- Task directions: Every record here must be copied exactly, except for the images it holds.
(Dataset excerpts begins)
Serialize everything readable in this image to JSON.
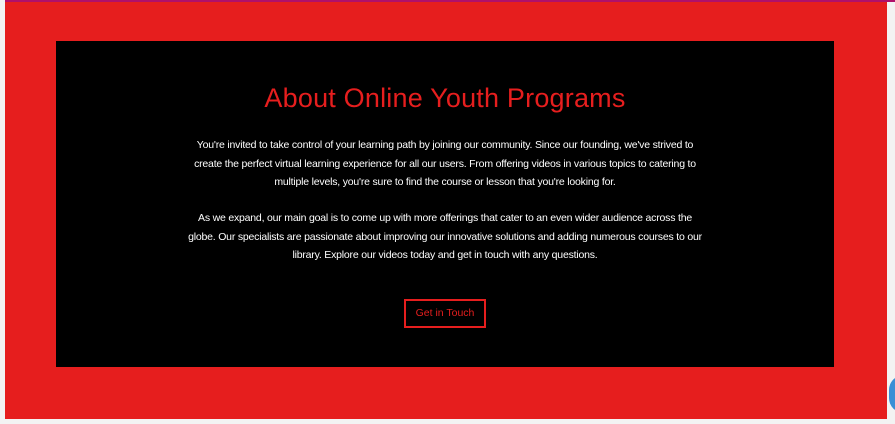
{
  "section": {
    "title": "About Online Youth Programs",
    "paragraph_1": "You're invited to take control of your learning path by joining our community. Since our founding, we've strived to create the perfect virtual learning experience for all our users. From offering videos in various topics to catering to multiple levels, you're sure to find the course or lesson that you're looking for.",
    "paragraph_2": "As we expand, our main goal is to come up with more offerings that cater to an even wider audience across the globe. Our specialists are passionate about improving our innovative solutions and adding numerous courses to our library. Explore our videos today and get in touch with any questions.",
    "cta_label": "Get in Touch"
  },
  "colors": {
    "accent": "#e61e1e",
    "panel": "#000000",
    "text": "#ffffff",
    "top_stripe": "#b0106a",
    "chat_widget": "#3a8fd6"
  },
  "icons": {
    "chat_widget": "chat-icon"
  }
}
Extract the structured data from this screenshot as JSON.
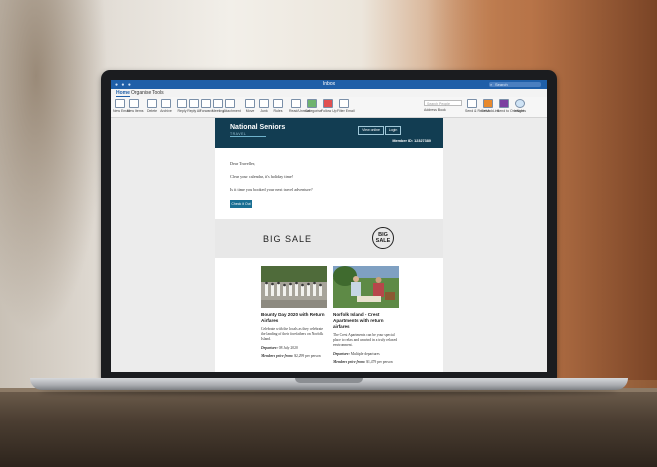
{
  "window": {
    "title": "Inbox",
    "search_placeholder": "Search"
  },
  "ribbon_tabs": [
    {
      "label": "Home",
      "active": true
    },
    {
      "label": "Organise",
      "active": false
    },
    {
      "label": "Tools",
      "active": false
    }
  ],
  "ribbon": {
    "buttons": [
      "New Email",
      "New Items",
      "Delete",
      "Archive",
      "Reply",
      "Reply All",
      "Forward",
      "Meeting",
      "Attachment",
      "Move",
      "Junk",
      "Rules",
      "Read/Unread",
      "Categorise",
      "Follow Up",
      "Filter Email",
      "Send & Receive",
      "Get Add-ins",
      "Send to OneNote",
      "Insights"
    ],
    "search_placeholder": "Search People",
    "address_book": "Address Book"
  },
  "email": {
    "brand": "National Seniors",
    "brand_sub": "TRAVEL",
    "view_online": "View online",
    "login": "Login",
    "member_id": "Member ID: 12327380",
    "greeting": "Dear Traveller,",
    "line1": "Clear your calendar, it's holiday time!",
    "line2": "Is it time you booked your next travel adventure?",
    "cta": "Check it Out",
    "sale_text": "BIG SALE",
    "badge_line1": "BIG",
    "badge_line2": "SALE",
    "cards": [
      {
        "title": "Bounty Day 2020 with Return Airfares",
        "desc": "Celebrate with the locals as they celebrate the landing of their forefathers on Norfolk Island.",
        "departure_label": "Departure:",
        "departure": "08 July 2020",
        "price_label": "Members price from:",
        "price": "$2,299 per person"
      },
      {
        "title": "Norfolk Island - Crest Apartments with return airfares",
        "desc": "The Crest Apartments can be your special place to relax and unwind in a truly relaxed environment.",
        "departure_label": "Departure:",
        "departure": "Multiple departures",
        "price_label": "Members price from:",
        "price": "$1,479 per person"
      }
    ]
  }
}
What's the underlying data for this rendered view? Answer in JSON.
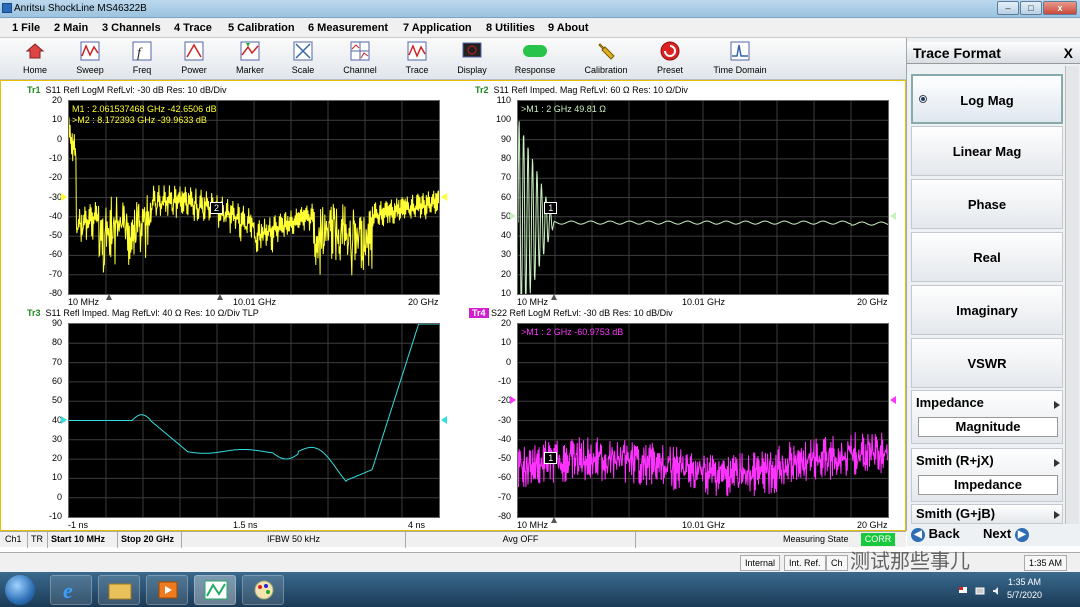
{
  "window": {
    "title": "Anritsu ShockLine MS46322B"
  },
  "menu": [
    {
      "label": "1 File"
    },
    {
      "label": "2 Main"
    },
    {
      "label": "3 Channels"
    },
    {
      "label": "4 Trace"
    },
    {
      "label": "5 Calibration"
    },
    {
      "label": "6 Measurement"
    },
    {
      "label": "7 Application"
    },
    {
      "label": "8 Utilities"
    },
    {
      "label": "9 About"
    }
  ],
  "toolbar": [
    {
      "label": "Home",
      "icon": "home-icon"
    },
    {
      "label": "Sweep",
      "icon": "sweep-icon"
    },
    {
      "label": "Freq",
      "icon": "freq-icon"
    },
    {
      "label": "Power",
      "icon": "power-icon"
    },
    {
      "label": "Marker",
      "icon": "marker-icon"
    },
    {
      "label": "Scale",
      "icon": "scale-icon"
    },
    {
      "label": "Channel",
      "icon": "channel-icon"
    },
    {
      "label": "Trace",
      "icon": "trace-icon"
    },
    {
      "label": "Display",
      "icon": "display-icon"
    },
    {
      "label": "Response",
      "icon": "response-icon"
    },
    {
      "label": "Calibration",
      "icon": "calibration-icon"
    },
    {
      "label": "Preset",
      "icon": "preset-icon"
    },
    {
      "label": "Time Domain",
      "icon": "time-domain-icon"
    }
  ],
  "toolbar_extra": {
    "response_badge": "log/Sig"
  },
  "traces": [
    {
      "tag": "Tr1",
      "header": "S11 Refl LogM RefLvl: -30  dB Res: 10  dB/Div",
      "color": "#ffff33",
      "yticks": [
        "20",
        "10",
        "0",
        "-10",
        "-20",
        "-30",
        "-40",
        "-50",
        "-60",
        "-70",
        "-80"
      ],
      "xticks": [
        "10 MHz",
        "10.01 GHz",
        "20 GHz"
      ],
      "markers": [
        "M1 :  2.061537468 GHz  -42.6506  dB",
        ">M2 :  8.172393 GHz  -39.9633  dB"
      ],
      "marker_box": "2"
    },
    {
      "tag": "Tr2",
      "header": "S11 Refl Imped. Mag RefLvl: 60  Ω Res: 10  Ω/Div",
      "color": "#c9f0c0",
      "yticks": [
        "110",
        "100",
        "90",
        "80",
        "70",
        "60",
        "50",
        "40",
        "30",
        "20",
        "10"
      ],
      "xticks": [
        "10 MHz",
        "10.01 GHz",
        "20 GHz"
      ],
      "markers": [
        ">M1 :  2 GHz  49.81  Ω"
      ],
      "marker_box": "1"
    },
    {
      "tag": "Tr3",
      "header": "S11 Refl Imped. Mag RefLvl: 40  Ω Res: 10  Ω/Div  TLP",
      "color": "#33dddd",
      "yticks": [
        "90",
        "80",
        "70",
        "60",
        "50",
        "40",
        "30",
        "20",
        "10",
        "0",
        "-10"
      ],
      "xticks": [
        "-1 ns",
        "1.5 ns",
        "4 ns"
      ],
      "markers": [],
      "marker_box": ""
    },
    {
      "tag": "Tr4",
      "header": "S22 Refl LogM RefLvl: -30  dB Res: 10  dB/Div",
      "color": "#ff33ff",
      "yticks": [
        "20",
        "10",
        "0",
        "-10",
        "-20",
        "-30",
        "-40",
        "-50",
        "-60",
        "-70",
        "-80"
      ],
      "xticks": [
        "10 MHz",
        "10.01 GHz",
        "20 GHz"
      ],
      "markers": [
        ">M1 :  2 GHz  -60.9753  dB"
      ],
      "marker_box": "1"
    }
  ],
  "panel": {
    "title": "Trace Format",
    "close": "X",
    "options": [
      {
        "label": "Log Mag",
        "selected": true
      },
      {
        "label": "Linear Mag"
      },
      {
        "label": "Phase"
      },
      {
        "label": "Real"
      },
      {
        "label": "Imaginary"
      },
      {
        "label": "VSWR"
      }
    ],
    "sub1": {
      "title": "Impedance",
      "value": "Magnitude"
    },
    "sub2": {
      "title": "Smith (R+jX)",
      "value": "Impedance"
    },
    "sub3": {
      "title": "Smith (G+jB)"
    },
    "back": "Back",
    "next": "Next"
  },
  "status": {
    "ch": "Ch1",
    "tr": "TR",
    "start": "Start 10 MHz",
    "stop": "Stop 20 GHz",
    "ifbw": "IFBW 50 kHz",
    "avg": "Avg OFF",
    "measuring": "Measuring State",
    "corr": "CORR"
  },
  "status2": {
    "internal": "Internal",
    "intref": "Int. Ref.",
    "ch": "Ch",
    "time": "1:35 AM"
  },
  "taskbar": {
    "time": "1:35 AM",
    "date": "5/7/2020"
  },
  "watermark": "测试那些事儿",
  "colors": {
    "accent_green": "#19c93c",
    "plot_bg": "#000000",
    "frame": "#e6c000"
  }
}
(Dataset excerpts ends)
- Expected output:
Serialize everything readable in this image to JSON.
{
  "section": {
    "title": "About Online Youth Programs",
    "paragraph_1": "You're invited to take control of your learning path by joining our community. Since our founding, we've strived to create the perfect virtual learning experience for all our users. From offering videos in various topics to catering to multiple levels, you're sure to find the course or lesson that you're looking for.",
    "paragraph_2": "As we expand, our main goal is to come up with more offerings that cater to an even wider audience across the globe. Our specialists are passionate about improving our innovative solutions and adding numerous courses to our library. Explore our videos today and get in touch with any questions.",
    "cta_label": "Get in Touch"
  },
  "colors": {
    "accent": "#e61e1e",
    "panel": "#000000",
    "text": "#ffffff",
    "top_stripe": "#b0106a",
    "chat_widget": "#3a8fd6"
  },
  "icons": {
    "chat_widget": "chat-icon"
  }
}
Extract the structured data from this screenshot as JSON.
{
  "window": {
    "title": "Inbox",
    "search_placeholder": "Search"
  },
  "ribbon_tabs": [
    {
      "label": "Home",
      "active": true
    },
    {
      "label": "Organise",
      "active": false
    },
    {
      "label": "Tools",
      "active": false
    }
  ],
  "ribbon": {
    "buttons": [
      "New Email",
      "New Items",
      "Delete",
      "Archive",
      "Reply",
      "Reply All",
      "Forward",
      "Meeting",
      "Attachment",
      "Move",
      "Junk",
      "Rules",
      "Read/Unread",
      "Categorise",
      "Follow Up",
      "Filter Email",
      "Send & Receive",
      "Get Add-ins",
      "Send to OneNote",
      "Insights"
    ],
    "search_placeholder": "Search People",
    "address_book": "Address Book"
  },
  "email": {
    "brand": "National Seniors",
    "brand_sub": "TRAVEL",
    "view_online": "View online",
    "login": "Login",
    "member_id": "Member ID: 12327380",
    "greeting": "Dear Traveller,",
    "line1": "Clear your calendar, it's holiday time!",
    "line2": "Is it time you booked your next travel adventure?",
    "cta": "Check it Out",
    "sale_text": "BIG SALE",
    "badge_line1": "BIG",
    "badge_line2": "SALE",
    "cards": [
      {
        "title": "Bounty Day 2020 with Return Airfares",
        "desc": "Celebrate with the locals as they celebrate the landing of their forefathers on Norfolk Island.",
        "departure_label": "Departure:",
        "departure": "08 July 2020",
        "price_label": "Members price from:",
        "price": "$2,299 per person"
      },
      {
        "title": "Norfolk Island - Crest Apartments with return airfares",
        "desc": "The Crest Apartments can be your special place to relax and unwind in a truly relaxed environment.",
        "departure_label": "Departure:",
        "departure": "Multiple departures",
        "price_label": "Members price from:",
        "price": "$1,479 per person"
      }
    ]
  }
}
What's the underlying data for this rendered view? Answer in JSON.
{
  "window": {
    "title": "Anritsu ShockLine MS46322B"
  },
  "menu": [
    {
      "label": "1 File"
    },
    {
      "label": "2 Main"
    },
    {
      "label": "3 Channels"
    },
    {
      "label": "4 Trace"
    },
    {
      "label": "5 Calibration"
    },
    {
      "label": "6 Measurement"
    },
    {
      "label": "7 Application"
    },
    {
      "label": "8 Utilities"
    },
    {
      "label": "9 About"
    }
  ],
  "toolbar": [
    {
      "label": "Home",
      "icon": "home-icon"
    },
    {
      "label": "Sweep",
      "icon": "sweep-icon"
    },
    {
      "label": "Freq",
      "icon": "freq-icon"
    },
    {
      "label": "Power",
      "icon": "power-icon"
    },
    {
      "label": "Marker",
      "icon": "marker-icon"
    },
    {
      "label": "Scale",
      "icon": "scale-icon"
    },
    {
      "label": "Channel",
      "icon": "channel-icon"
    },
    {
      "label": "Trace",
      "icon": "trace-icon"
    },
    {
      "label": "Display",
      "icon": "display-icon"
    },
    {
      "label": "Response",
      "icon": "response-icon"
    },
    {
      "label": "Calibration",
      "icon": "calibration-icon"
    },
    {
      "label": "Preset",
      "icon": "preset-icon"
    },
    {
      "label": "Time Domain",
      "icon": "time-domain-icon"
    }
  ],
  "toolbar_extra": {
    "response_badge": "log/Sig"
  },
  "traces": [
    {
      "tag": "Tr1",
      "header": "S11 Refl LogM RefLvl: -30  dB Res: 10  dB/Div",
      "color": "#ffff33",
      "yticks": [
        "20",
        "10",
        "0",
        "-10",
        "-20",
        "-30",
        "-40",
        "-50",
        "-60",
        "-70",
        "-80"
      ],
      "xticks": [
        "10 MHz",
        "10.01 GHz",
        "20 GHz"
      ],
      "markers": [
        "M1 :  2.061537468 GHz  -42.6506  dB",
        ">M2 :  8.172393 GHz  -39.9633  dB"
      ],
      "marker_box": "2"
    },
    {
      "tag": "Tr2",
      "header": "S11 Refl Imped. Mag RefLvl: 60  Ω Res: 10  Ω/Div",
      "color": "#c9f0c0",
      "yticks": [
        "110",
        "100",
        "90",
        "80",
        "70",
        "60",
        "50",
        "40",
        "30",
        "20",
        "10"
      ],
      "xticks": [
        "10 MHz",
        "10.01 GHz",
        "20 GHz"
      ],
      "markers": [
        ">M1 :  2 GHz  49.81  Ω"
      ],
      "marker_box": "1"
    },
    {
      "tag": "Tr3",
      "header": "S11 Refl Imped. Mag RefLvl: 40  Ω Res: 10  Ω/Div  TLP",
      "color": "#33dddd",
      "yticks": [
        "90",
        "80",
        "70",
        "60",
        "50",
        "40",
        "30",
        "20",
        "10",
        "0",
        "-10"
      ],
      "xticks": [
        "-1 ns",
        "1.5 ns",
        "4 ns"
      ],
      "markers": [],
      "marker_box": ""
    },
    {
      "tag": "Tr4",
      "header": "S22 Refl LogM RefLvl: -30  dB Res: 10  dB/Div",
      "color": "#ff33ff",
      "yticks": [
        "20",
        "10",
        "0",
        "-10",
        "-20",
        "-30",
        "-40",
        "-50",
        "-60",
        "-70",
        "-80"
      ],
      "xticks": [
        "10 MHz",
        "10.01 GHz",
        "20 GHz"
      ],
      "markers": [
        ">M1 :  2 GHz  -60.9753  dB"
      ],
      "marker_box": "1"
    }
  ],
  "panel": {
    "title": "Trace Format",
    "close": "X",
    "options": [
      {
        "label": "Log Mag",
        "selected": true
      },
      {
        "label": "Linear Mag"
      },
      {
        "label": "Phase"
      },
      {
        "label": "Real"
      },
      {
        "label": "Imaginary"
      },
      {
        "label": "VSWR"
      }
    ],
    "sub1": {
      "title": "Impedance",
      "value": "Magnitude"
    },
    "sub2": {
      "title": "Smith (R+jX)",
      "value": "Impedance"
    },
    "sub3": {
      "title": "Smith (G+jB)"
    },
    "back": "Back",
    "next": "Next"
  },
  "status": {
    "ch": "Ch1",
    "tr": "TR",
    "start": "Start 10 MHz",
    "stop": "Stop 20 GHz",
    "ifbw": "IFBW 50 kHz",
    "avg": "Avg OFF",
    "measuring": "Measuring State",
    "corr": "CORR"
  },
  "status2": {
    "internal": "Internal",
    "intref": "Int. Ref.",
    "ch": "Ch",
    "time": "1:35 AM"
  },
  "taskbar": {
    "time": "1:35 AM",
    "date": "5/7/2020"
  },
  "watermark": "测试那些事儿",
  "colors": {
    "accent_green": "#19c93c",
    "plot_bg": "#000000",
    "frame": "#e6c000"
  }
}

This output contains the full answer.